Community Development and Economic Justice

Prof. Peter PitegoffBy Professor Peter Pitegoff

On the coast of Maine in 1978, an emerging community development organization helped secure financing to successfully rebuild a fish processing plant that had been destroyed by fire. Coastal Enterprises, Inc. (CEI), founded a year earlier by Ron Phillips who served as CEO until his retirement two years ago, began as a modest effort to create and preserve jobs in Maine’s natural resources industry and rural small business sector. It was modeled on the community development corporation (CDC), a form of nonprofit entity that emerged in the civil rights era of the 1960s and proliferated primarily in disadvantaged urban neighborhoods in the years to follow. In contrast to the dominant urban CDC model, CEI worked in the rural setting of Maine and focused its housing and job-creation efforts in small towns and in the state’s natural resources sectors of fish, farms, and forests.

In the four decades since its inception, CEI has grown from a CDC into a sophisticated community development financial institution, consisting of several corporate entities and driving multi-million dollar transactions in distressed rural regions in Maine and nationally. Its total investment activity has exceeded 1.2 billion dollars and has leveraged twice that amount in capital from banks, foundations, and other sources. CEI presents a microcosm of the evolution of community economic development over forty years and its robust use of complex legal and financial tools in urban and rural America today. (Learn more about CEI on its website.)

In 2005, I moved to Maine to be dean of the University of Maine School of Law. Given my career-long engagement in community development, I welcomed the opportunity to join the CEI board of directors a year later and eventually to serve on its executive and finance committee. A decade on the CEI board drew me into a dynamic organization and gave me a window into the rapidly changing arena of community development and finance. And, that experience has continued to inform my scholarship and teaching as a professor at Maine Law since I stepped down as dean in 2015.

Golden Gate Bridge in San FranciscoIn San Francisco, at the Association of American Law Schools annual meeting in January 2017, I helped organize a program that assembled some three dozen legal scholars to discuss the evolution of community economic development and its relationship to law and the legal academy. My account of that event (“Community Development Law, Economic Justice, and the Legal Academy”), along with brief essays from ten other participants, will be published this fall in 26 Journal of Affordable Housing & Community Development Law 31 (2017).

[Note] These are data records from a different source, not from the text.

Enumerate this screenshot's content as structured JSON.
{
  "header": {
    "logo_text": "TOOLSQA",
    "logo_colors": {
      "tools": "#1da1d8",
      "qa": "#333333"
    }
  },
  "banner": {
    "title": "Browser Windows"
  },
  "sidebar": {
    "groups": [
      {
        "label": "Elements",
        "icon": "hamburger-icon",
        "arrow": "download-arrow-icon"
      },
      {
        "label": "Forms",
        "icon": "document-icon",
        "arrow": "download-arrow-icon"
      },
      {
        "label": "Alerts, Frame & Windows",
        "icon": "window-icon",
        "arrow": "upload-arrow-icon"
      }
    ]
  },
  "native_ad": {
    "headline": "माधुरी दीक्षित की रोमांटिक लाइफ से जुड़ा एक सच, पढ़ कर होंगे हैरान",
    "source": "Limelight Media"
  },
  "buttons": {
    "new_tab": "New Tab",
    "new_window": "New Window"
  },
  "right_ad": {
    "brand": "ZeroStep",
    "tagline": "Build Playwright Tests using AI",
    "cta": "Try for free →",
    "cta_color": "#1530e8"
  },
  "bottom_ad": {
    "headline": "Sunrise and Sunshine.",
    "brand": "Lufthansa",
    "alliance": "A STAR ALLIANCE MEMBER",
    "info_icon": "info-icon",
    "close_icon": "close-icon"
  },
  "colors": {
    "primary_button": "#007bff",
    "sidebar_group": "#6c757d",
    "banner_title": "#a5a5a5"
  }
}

More in-depth scholarship on “Community Development Finance and Economic Justice” is reflected in my book chapter slated for publication next year in Legal Scholarship for the Urban Core – From the Ground Up  (Rashmi Dyal-Chand and Peter Enrich, eds., Cambridge University Press) (forthcoming 2018). In this essay, I reflect on the history of community economic development, community development financial institutions, and their relationship with law and legal scholarship. The essay places Maine’s Brunswick-based Coastal Enterprises, Inc. in the wider context and history of community development finance and policy and of the dramatic expansion of tax credit financing in the field. I also explore the implications of this trend for sustainability and local accountability, underscoring the distinction between community development and community organizing as well the distancing of community development finance from the civil rights and grassroots origins of CDCs. Finally, I mine connections between community development practice and the legal academy, from the proliferation of law school transactional clinics to an emergent body of applied scholarship that impacts policy and strategy in community revitalization.